New Energy Solar has acquired its first Australian asset with the purchase of 100 percent of the Manildra Solar Farm in New South Wales for an enterprise value of about A$113 million ($83.86 million; €72.02 million).
The seller is US photovoltaic manufacturer First Solar and the deal represents New Energy Solar’s first foray into the Australian market after building up a significant portfolio of assets in the US since it was established in November 2015.
Manildra is an operating asset with a capacity of 55.9MW. It has a 10-year power-purchase agreement with EnergyAustralia, the third largest electricity retailer in the country, with an option to extend to 2030.
In a statement, New Energy Solar said Manildra had a target unlevered five-year annual average gross yield of 7.6 percent per annum compared with the current gross annualised yield on its existing operating portfolio of approximately 6.6 percent per annum.
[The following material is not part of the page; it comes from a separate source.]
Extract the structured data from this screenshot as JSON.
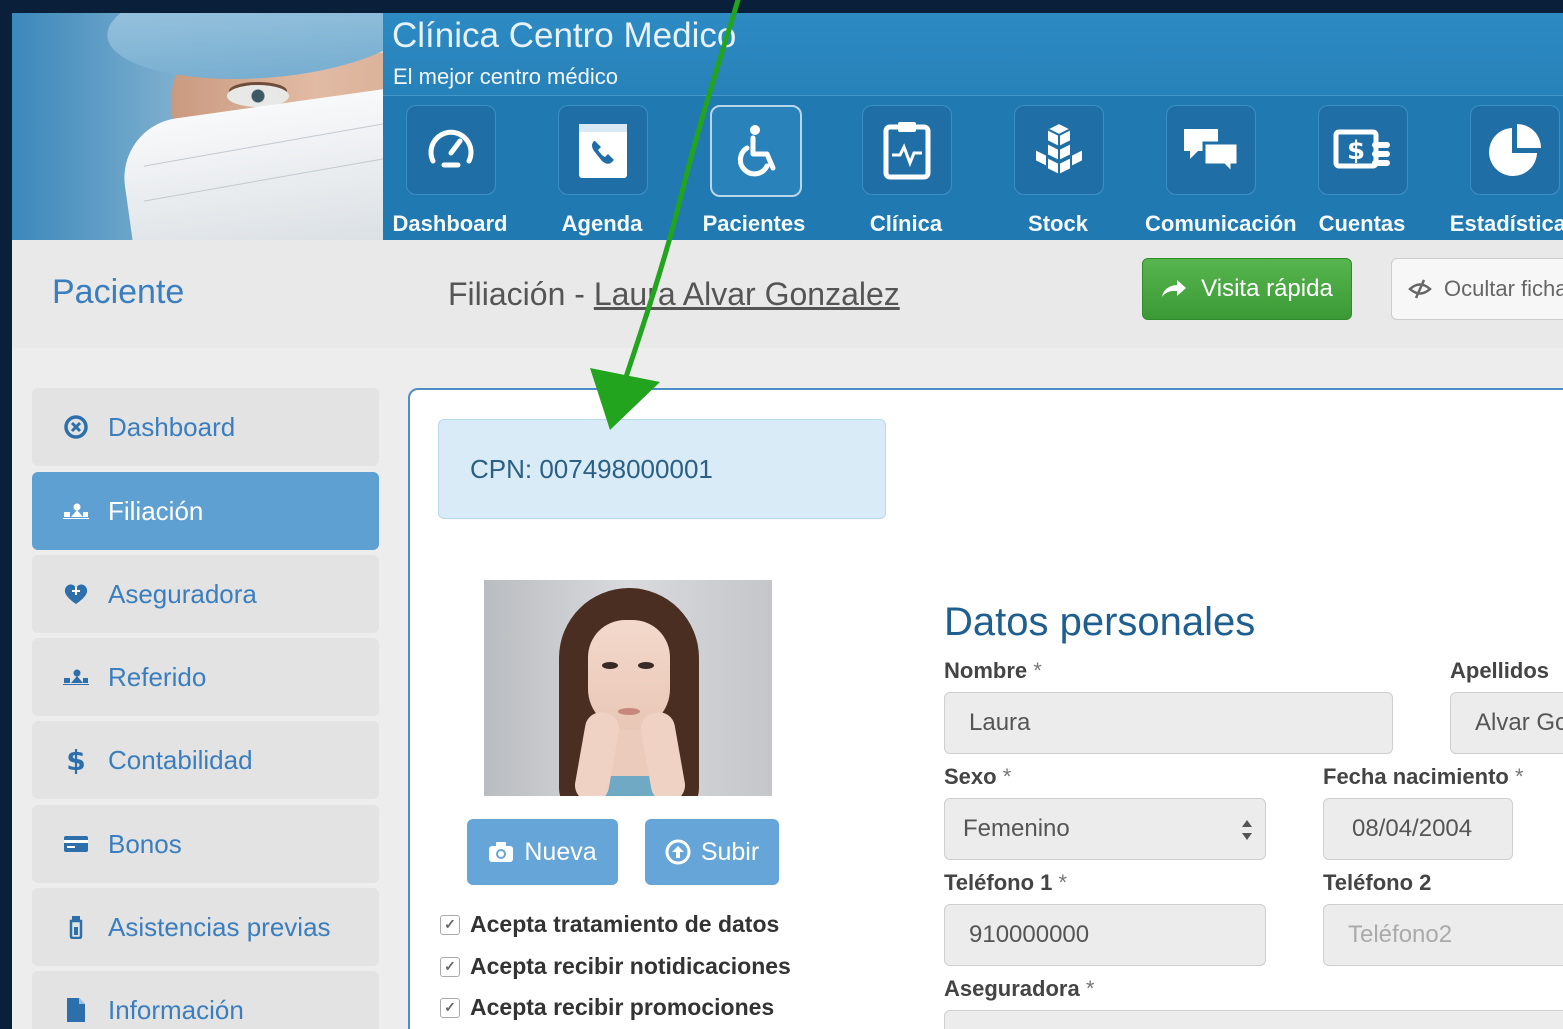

The project yield is expected to grow with underlying price escalation in the PPA.
The plant is expected to generate more than 118,000MWh of electricity annually, equivalent to displacing more than 91,000 tonnes of CO2 emissions per annum.
Speaking to Infrastructure Investor, New Energy Solar CEO John Martin said the company had considered investing in Australian assets before, but that changes in market conditions meant that now was the right time for the firm to make its move.
“We’ve always said that any Australian investments would need to be consistent with the investments we’ve made in the US,” he said. “That means they have long offtake agreements, generate good yields, and have been developed by credible developers using tier one equipment.
“I’ve said before that too many investors with Australia-only mandates were chasing too few deals [in renewables]. We’ve seen a change in the Australian market now, where a lot of the froth and bubble from last year has dissipated, and the market is pricing things more sensibly now.”
In particular, this meant a recognition that renewables would help push down wholesale energy prices in future, he said. The Manildra acquisition was also attractive from a portfolio diversification perspective, Martin added.
On the prospect of whether New Energy Solar would make further investments in Australia, Martin said: “I really hope so. We’ve been looking at a few projects here that we like the look of, but it will always have to be consistent with our other investments as we see tons of opportunities.”
Investors should not be deterred by the National Energy Guarantee, he added. “The NEG’s not transformative – everyone’s just saying we need a framework to work with, and think the NEG is workable from that perspective,” he said.
Once the Manildra transaction is complete and committed and in-construction assets in the US are operational, New Energy Solar’s portfolio will comprise interests in more than 730MW of operating solar projects across the US and Australia, with a weighted average PPA term of 17 years.
Its operational assets include the 124.9MW-capacity Boulder Solar I project near Boulder City, Nevada, in which New Energy Solar holds a 49 percent stake. It is currently constructing the 199.6MW-capacity Mount Signal 2 project in Imperial Valley California, alongside several other projects.